The Germans and the Greeks were happy with the relationship; German Euros could be lent to Greeks so they bought German goods. Except the Greeks lied when they filled out the enrolment details on their collective credit card, failing to mention that they also had a few store cards hidden away and that their credit rating was based on loans being taken out to pay the interest on the new loans. If the relationship was purely between the two nations fingers could be pointed at the Germans for being so stupid in lending money to people who couldn’t pay it back. But in between were the banks.

Banks take German Euros and pay a small interest rate in return, then lend it to Greeks at a slightly higher rate. And who would begrudge a small admin charge to the banks for moving all that money around? So were the banks stupid in lending out money to someone who could never afford to pay it all back? Well, it was never really their money so why should they care? But there is a neat way they can maximise the interest they get. If debtors are particularly risky then it is sensible to secure one’s investment and reduce the risk of loss by charging a higher interest rate.  The Greek crisis is that it can no longer borrow money on the open market without incredibly high interest repayments so its gone to Euro countries for a  €209 billion top up loan. If Greece defaults then the chances of anyone getting their money back is slim. Greece could declare bankruptcy and go back to the Drachma which would mean cheap holidays for the rest of the world but Greeks would be unable to afford goods from other European countries.

The Euro is in crisis because if Greece defaults or goes bankrupt then other Euro countries like Ireland will also fail, or simply have some of their debt written off.

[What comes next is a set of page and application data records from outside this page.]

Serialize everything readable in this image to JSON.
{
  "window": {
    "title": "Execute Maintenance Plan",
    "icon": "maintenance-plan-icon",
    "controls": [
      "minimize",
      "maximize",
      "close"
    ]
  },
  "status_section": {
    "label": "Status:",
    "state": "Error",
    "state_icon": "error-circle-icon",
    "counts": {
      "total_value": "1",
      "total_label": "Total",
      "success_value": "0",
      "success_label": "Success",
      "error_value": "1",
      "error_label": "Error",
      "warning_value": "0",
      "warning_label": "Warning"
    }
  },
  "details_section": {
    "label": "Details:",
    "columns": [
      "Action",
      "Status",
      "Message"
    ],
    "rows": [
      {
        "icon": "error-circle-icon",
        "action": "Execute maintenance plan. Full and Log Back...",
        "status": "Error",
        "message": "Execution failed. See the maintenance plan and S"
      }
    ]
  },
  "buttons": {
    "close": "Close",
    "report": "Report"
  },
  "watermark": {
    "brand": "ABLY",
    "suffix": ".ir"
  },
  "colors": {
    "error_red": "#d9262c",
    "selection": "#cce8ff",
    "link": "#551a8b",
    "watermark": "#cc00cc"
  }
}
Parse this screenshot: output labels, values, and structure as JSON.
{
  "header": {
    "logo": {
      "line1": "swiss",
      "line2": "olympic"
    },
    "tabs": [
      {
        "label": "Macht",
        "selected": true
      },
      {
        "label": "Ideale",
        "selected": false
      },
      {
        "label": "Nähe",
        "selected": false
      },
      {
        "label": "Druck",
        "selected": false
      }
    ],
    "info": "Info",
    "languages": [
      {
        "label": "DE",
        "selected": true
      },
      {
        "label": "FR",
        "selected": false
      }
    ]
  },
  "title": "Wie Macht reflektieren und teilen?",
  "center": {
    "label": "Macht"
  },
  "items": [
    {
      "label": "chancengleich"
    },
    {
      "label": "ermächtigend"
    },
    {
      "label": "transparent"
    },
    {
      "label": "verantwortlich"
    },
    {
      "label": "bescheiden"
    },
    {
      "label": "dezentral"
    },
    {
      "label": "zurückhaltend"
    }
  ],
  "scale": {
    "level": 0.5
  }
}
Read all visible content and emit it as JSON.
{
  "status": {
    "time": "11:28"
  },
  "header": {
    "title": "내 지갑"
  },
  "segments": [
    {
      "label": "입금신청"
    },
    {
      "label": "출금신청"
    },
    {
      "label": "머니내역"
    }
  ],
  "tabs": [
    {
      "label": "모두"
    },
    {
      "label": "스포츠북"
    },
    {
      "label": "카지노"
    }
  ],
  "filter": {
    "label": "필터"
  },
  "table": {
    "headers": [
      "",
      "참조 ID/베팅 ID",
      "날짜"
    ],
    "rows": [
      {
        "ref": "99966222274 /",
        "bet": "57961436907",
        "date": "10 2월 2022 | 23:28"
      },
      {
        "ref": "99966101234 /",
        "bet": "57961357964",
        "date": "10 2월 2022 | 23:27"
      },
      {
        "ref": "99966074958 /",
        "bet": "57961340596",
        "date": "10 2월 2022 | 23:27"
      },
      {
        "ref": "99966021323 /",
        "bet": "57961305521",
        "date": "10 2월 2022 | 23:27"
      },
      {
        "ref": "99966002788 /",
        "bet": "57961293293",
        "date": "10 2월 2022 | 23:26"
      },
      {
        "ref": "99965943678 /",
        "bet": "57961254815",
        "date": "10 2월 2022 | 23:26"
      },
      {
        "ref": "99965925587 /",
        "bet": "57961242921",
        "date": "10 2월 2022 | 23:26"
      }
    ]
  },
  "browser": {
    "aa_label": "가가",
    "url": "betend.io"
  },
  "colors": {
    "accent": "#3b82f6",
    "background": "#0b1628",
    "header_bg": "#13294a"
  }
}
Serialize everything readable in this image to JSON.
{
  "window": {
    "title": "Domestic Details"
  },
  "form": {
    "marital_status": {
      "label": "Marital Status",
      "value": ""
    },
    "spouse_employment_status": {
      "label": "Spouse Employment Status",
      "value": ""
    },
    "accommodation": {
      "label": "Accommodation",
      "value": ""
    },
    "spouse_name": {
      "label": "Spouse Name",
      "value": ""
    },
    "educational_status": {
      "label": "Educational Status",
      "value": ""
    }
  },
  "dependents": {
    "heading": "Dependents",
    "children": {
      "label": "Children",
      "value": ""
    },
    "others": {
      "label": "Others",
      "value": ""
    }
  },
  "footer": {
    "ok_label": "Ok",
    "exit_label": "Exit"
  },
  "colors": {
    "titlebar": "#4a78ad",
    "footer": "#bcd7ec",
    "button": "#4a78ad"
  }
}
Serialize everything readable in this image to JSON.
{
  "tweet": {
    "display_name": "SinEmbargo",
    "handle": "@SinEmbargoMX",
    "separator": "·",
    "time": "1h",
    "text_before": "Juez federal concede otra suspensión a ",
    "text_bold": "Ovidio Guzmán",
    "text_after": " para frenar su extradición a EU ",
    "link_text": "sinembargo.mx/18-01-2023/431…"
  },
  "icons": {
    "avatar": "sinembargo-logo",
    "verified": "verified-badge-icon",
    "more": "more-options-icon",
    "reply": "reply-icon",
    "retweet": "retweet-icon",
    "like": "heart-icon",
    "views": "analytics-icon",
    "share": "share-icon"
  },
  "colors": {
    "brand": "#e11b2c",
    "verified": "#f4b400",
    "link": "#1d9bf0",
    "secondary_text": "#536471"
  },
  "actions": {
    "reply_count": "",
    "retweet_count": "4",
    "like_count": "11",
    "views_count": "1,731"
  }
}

Yet with all this potential chaos the big banks and financial capitalists are making millions  because they trade in currency and with so much uncertainty there is a huge amount of activity as money is being shifted about and with very low risk for the traders they can collect the commission on each trade.

As we have seen the commercial banks are very good at scaring people as to the what would happen if they are not protected from the very risks they took. At the same time they are free to find neat ways to profit from the crisis they help create. It would appear that the huge sums of quantative easing are not trickling down into the wider economy but used by the banks to spend on speculating on commodities like oil and wheat which pushes up the price, makes them more money, and increases inflation by a further 1.5%.

The banks and the financial capitalists are either a) stupid b)spoilt brats who expect to be bailed out by their parents or c) very smart. If c) then they have conspired to allow the debt crisis to manifest so as to make a killing.

Capitalism in a pure form is fairly straight forward. More and more people want oil/ fuel/wheat etc and if the supply isn’t there the price can increase. I may complain that it cost more but I won’t complain if my skills are in short supply and everyone wants to pay me more. Even speculation on commodities can help even out the income of producers in volatile markets. But financial capitalism looks to make a buck out misfortune. It is not evil just without any morels. If money can be made out of a failing economy even though a stable one would in the long term would benefit everyone then any opportunity is fair game. Neither is this form of capitalism a level playing field as the financial capitalists are able to unfairly influence government policy.

I don’t pretend to have anything but a vague understanding at what is going on but if you want to get away with murder try making the trail so complicated that it is almost impossible for anyone to work out. We may all be deceived on an unprecedented level with a conspiracy so elaborate that it would make the faked moon landings, 9/11 and Roswell look like wild speculation on the Web.